(Entries taken from a collection)
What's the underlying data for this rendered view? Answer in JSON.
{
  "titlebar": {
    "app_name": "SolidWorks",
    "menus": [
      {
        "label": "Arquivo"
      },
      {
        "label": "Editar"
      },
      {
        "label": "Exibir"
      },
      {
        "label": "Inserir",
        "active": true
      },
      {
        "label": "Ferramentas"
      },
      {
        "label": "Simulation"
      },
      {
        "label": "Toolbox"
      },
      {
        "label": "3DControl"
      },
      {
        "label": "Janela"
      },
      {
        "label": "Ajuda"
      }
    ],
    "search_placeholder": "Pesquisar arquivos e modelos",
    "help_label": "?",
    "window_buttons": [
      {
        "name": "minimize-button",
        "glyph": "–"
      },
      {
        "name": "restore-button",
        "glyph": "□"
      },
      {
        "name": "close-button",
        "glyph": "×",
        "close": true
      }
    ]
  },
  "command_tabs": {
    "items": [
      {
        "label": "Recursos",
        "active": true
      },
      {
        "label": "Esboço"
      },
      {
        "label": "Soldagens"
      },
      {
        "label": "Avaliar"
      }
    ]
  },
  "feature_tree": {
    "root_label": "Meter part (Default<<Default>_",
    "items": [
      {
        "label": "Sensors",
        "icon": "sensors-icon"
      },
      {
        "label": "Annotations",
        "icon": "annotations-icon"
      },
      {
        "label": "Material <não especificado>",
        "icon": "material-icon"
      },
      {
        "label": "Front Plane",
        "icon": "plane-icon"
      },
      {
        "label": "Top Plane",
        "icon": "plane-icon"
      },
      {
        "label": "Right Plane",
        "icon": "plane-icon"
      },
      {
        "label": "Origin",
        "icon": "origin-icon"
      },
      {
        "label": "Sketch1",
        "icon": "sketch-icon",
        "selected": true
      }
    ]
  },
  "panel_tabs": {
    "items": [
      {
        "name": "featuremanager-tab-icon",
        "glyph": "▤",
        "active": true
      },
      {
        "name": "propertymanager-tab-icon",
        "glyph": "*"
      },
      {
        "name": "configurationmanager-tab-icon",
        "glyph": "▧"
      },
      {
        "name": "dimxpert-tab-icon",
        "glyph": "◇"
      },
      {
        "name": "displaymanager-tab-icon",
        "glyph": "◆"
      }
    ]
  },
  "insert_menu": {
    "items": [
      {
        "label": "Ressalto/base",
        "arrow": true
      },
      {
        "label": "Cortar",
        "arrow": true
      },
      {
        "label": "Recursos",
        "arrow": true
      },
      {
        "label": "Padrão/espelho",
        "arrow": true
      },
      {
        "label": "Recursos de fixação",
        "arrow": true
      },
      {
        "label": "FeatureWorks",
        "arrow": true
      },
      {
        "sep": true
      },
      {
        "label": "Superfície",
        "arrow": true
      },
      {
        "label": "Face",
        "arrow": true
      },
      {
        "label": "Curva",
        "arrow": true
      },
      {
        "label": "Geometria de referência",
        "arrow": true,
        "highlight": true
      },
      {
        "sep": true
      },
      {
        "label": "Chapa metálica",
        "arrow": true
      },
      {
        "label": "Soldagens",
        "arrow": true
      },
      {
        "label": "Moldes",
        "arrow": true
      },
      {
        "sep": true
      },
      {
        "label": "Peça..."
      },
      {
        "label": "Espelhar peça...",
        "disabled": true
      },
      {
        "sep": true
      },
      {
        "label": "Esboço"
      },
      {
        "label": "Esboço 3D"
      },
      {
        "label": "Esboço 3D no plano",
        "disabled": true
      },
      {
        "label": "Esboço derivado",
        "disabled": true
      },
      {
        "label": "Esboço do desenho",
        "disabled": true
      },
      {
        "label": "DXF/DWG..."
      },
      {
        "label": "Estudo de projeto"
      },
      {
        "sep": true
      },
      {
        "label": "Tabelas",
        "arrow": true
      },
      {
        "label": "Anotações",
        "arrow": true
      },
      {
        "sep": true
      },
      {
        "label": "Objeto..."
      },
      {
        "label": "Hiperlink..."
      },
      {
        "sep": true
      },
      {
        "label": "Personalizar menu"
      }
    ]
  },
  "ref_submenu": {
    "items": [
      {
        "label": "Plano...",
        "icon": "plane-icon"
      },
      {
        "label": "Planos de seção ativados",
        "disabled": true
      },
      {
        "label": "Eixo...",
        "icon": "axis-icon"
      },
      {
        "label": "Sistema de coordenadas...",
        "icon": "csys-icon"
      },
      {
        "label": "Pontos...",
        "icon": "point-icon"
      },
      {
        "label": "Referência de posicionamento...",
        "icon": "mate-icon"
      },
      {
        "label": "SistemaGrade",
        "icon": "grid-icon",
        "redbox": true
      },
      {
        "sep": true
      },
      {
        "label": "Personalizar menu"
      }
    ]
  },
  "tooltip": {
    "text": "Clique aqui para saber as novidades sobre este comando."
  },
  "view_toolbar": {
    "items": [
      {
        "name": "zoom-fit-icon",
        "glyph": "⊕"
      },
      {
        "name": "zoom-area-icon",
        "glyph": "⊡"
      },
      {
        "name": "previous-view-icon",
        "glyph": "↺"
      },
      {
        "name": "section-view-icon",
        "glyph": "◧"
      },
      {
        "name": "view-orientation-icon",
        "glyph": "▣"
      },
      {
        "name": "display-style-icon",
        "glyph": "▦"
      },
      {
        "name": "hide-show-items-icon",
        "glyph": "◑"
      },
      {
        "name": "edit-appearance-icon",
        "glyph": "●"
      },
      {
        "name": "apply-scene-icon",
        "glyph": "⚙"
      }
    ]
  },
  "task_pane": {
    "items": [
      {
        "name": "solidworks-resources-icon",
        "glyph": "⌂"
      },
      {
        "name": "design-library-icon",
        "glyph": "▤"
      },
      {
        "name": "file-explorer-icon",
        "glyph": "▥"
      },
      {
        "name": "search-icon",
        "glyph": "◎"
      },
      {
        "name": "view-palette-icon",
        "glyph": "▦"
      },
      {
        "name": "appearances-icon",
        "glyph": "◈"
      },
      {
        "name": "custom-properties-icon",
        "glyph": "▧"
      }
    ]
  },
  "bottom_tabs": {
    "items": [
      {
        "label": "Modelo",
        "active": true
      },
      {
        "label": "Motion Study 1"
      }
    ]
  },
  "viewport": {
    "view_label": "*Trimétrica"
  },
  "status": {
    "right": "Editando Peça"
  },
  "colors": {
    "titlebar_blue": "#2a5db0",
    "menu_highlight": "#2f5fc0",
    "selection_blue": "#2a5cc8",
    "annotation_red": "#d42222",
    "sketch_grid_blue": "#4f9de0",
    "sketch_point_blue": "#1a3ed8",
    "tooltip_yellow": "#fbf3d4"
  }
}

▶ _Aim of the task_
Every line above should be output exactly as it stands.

▶ _Result of this exercise_
What's the underlying data for this rendered view? Answer in JSON.
{
  "titlebar": {
    "app_name": "SolidWorks",
    "menus": [
      {
        "label": "Arquivo"
      },
      {
        "label": "Editar"
      },
      {
        "label": "Exibir"
      },
      {
        "label": "Inserir",
        "active": true
      },
      {
        "label": "Ferramentas"
      },
      {
        "label": "Simulation"
      },
      {
        "label": "Toolbox"
      },
      {
        "label": "3DControl"
      },
      {
        "label": "Janela"
      },
      {
        "label": "Ajuda"
      }
    ],
    "search_placeholder": "Pesquisar arquivos e modelos",
    "help_label": "?",
    "window_buttons": [
      {
        "name": "minimize-button",
        "glyph": "–"
      },
      {
        "name": "restore-button",
        "glyph": "□"
      },
      {
        "name": "close-button",
        "glyph": "×",
        "close": true
      }
    ]
  },
  "command_tabs": {
    "items": [
      {
        "label": "Recursos",
        "active": true
      },
      {
        "label": "Esboço"
      },
      {
        "label": "Soldagens"
      },
      {
        "label": "Avaliar"
      }
    ]
  },
  "feature_tree": {
    "root_label": "Meter part (Default<<Default>_",
    "items": [
      {
        "label": "Sensors",
        "icon": "sensors-icon"
      },
      {
        "label": "Annotations",
        "icon": "annotations-icon"
      },
      {
        "label": "Material <não especificado>",
        "icon": "material-icon"
      },
      {
        "label": "Front Plane",
        "icon": "plane-icon"
      },
      {
        "label": "Top Plane",
        "icon": "plane-icon"
      },
      {
        "label": "Right Plane",
        "icon": "plane-icon"
      },
      {
        "label": "Origin",
        "icon": "origin-icon"
      },
      {
        "label": "Sketch1",
        "icon": "sketch-icon",
        "selected": true
      }
    ]
  },
  "panel_tabs": {
    "items": [
      {
        "name": "featuremanager-tab-icon",
        "glyph": "▤",
        "active": true
      },
      {
        "name": "propertymanager-tab-icon",
        "glyph": "*"
      },
      {
        "name": "configurationmanager-tab-icon",
        "glyph": "▧"
      },
      {
        "name": "dimxpert-tab-icon",
        "glyph": "◇"
      },
      {
        "name": "displaymanager-tab-icon",
        "glyph": "◆"
      }
    ]
  },
  "insert_menu": {
    "items": [
      {
        "label": "Ressalto/base",
        "arrow": true
      },
      {
        "label": "Cortar",
        "arrow": true
      },
      {
        "label": "Recursos",
        "arrow": true
      },
      {
        "label": "Padrão/espelho",
        "arrow": true
      },
      {
        "label": "Recursos de fixação",
        "arrow": true
      },
      {
        "label": "FeatureWorks",
        "arrow": true
      },
      {
        "sep": true
      },
      {
        "label": "Superfície",
        "arrow": true
      },
      {
        "label": "Face",
        "arrow": true
      },
      {
        "label": "Curva",
        "arrow": true
      },
      {
        "label": "Geometria de referência",
        "arrow": true,
        "highlight": true
      },
      {
        "sep": true
      },
      {
        "label": "Chapa metálica",
        "arrow": true
      },
      {
        "label": "Soldagens",
        "arrow": true
      },
      {
        "label": "Moldes",
        "arrow": true
      },
      {
        "sep": true
      },
      {
        "label": "Peça..."
      },
      {
        "label": "Espelhar peça...",
        "disabled": true
      },
      {
        "sep": true
      },
      {
        "label": "Esboço"
      },
      {
        "label": "Esboço 3D"
      },
      {
        "label": "Esboço 3D no plano",
        "disabled": true
      },
      {
        "label": "Esboço derivado",
        "disabled": true
      },
      {
        "label": "Esboço do desenho",
        "disabled": true
      },
      {
        "label": "DXF/DWG..."
      },
      {
        "label": "Estudo de projeto"
      },
      {
        "sep": true
      },
      {
        "label": "Tabelas",
        "arrow": true
      },
      {
        "label": "Anotações",
        "arrow": true
      },
      {
        "sep": true
      },
      {
        "label": "Objeto..."
      },
      {
        "label": "Hiperlink..."
      },
      {
        "sep": true
      },
      {
        "label": "Personalizar menu"
      }
    ]
  },
  "ref_submenu": {
    "items": [
      {
        "label": "Plano...",
        "icon": "plane-icon"
      },
      {
        "label": "Planos de seção ativados",
        "disabled": true
      },
      {
        "label": "Eixo...",
        "icon": "axis-icon"
      },
      {
        "label": "Sistema de coordenadas...",
        "icon": "csys-icon"
      },
      {
        "label": "Pontos...",
        "icon": "point-icon"
      },
      {
        "label": "Referência de posicionamento...",
        "icon": "mate-icon"
      },
      {
        "label": "SistemaGrade",
        "icon": "grid-icon",
        "redbox": true
      },
      {
        "sep": true
      },
      {
        "label": "Personalizar menu"
      }
    ]
  },
  "tooltip": {
    "text": "Clique aqui para saber as novidades sobre este comando."
  },
  "view_toolbar": {
    "items": [
      {
        "name": "zoom-fit-icon",
        "glyph": "⊕"
      },
      {
        "name": "zoom-area-icon",
        "glyph": "⊡"
      },
      {
        "name": "previous-view-icon",
        "glyph": "↺"
      },
      {
        "name": "section-view-icon",
        "glyph": "◧"
      },
      {
        "name": "view-orientation-icon",
        "glyph": "▣"
      },
      {
        "name": "display-style-icon",
        "glyph": "▦"
      },
      {
        "name": "hide-show-items-icon",
        "glyph": "◑"
      },
      {
        "name": "edit-appearance-icon",
        "glyph": "●"
      },
      {
        "name": "apply-scene-icon",
        "glyph": "⚙"
      }
    ]
  },
  "task_pane": {
    "items": [
      {
        "name": "solidworks-resources-icon",
        "glyph": "⌂"
      },
      {
        "name": "design-library-icon",
        "glyph": "▤"
      },
      {
        "name": "file-explorer-icon",
        "glyph": "▥"
      },
      {
        "name": "search-icon",
        "glyph": "◎"
      },
      {
        "name": "view-palette-icon",
        "glyph": "▦"
      },
      {
        "name": "appearances-icon",
        "glyph": "◈"
      },
      {
        "name": "custom-properties-icon",
        "glyph": "▧"
      }
    ]
  },
  "bottom_tabs": {
    "items": [
      {
        "label": "Modelo",
        "active": true
      },
      {
        "label": "Motion Study 1"
      }
    ]
  },
  "viewport": {
    "view_label": "*Trimétrica"
  },
  "status": {
    "right": "Editando Peça"
  },
  "colors": {
    "titlebar_blue": "#2a5db0",
    "menu_highlight": "#2f5fc0",
    "selection_blue": "#2a5cc8",
    "annotation_red": "#d42222",
    "sketch_grid_blue": "#4f9de0",
    "sketch_point_blue": "#1a3ed8",
    "tooltip_yellow": "#fbf3d4"
  }
}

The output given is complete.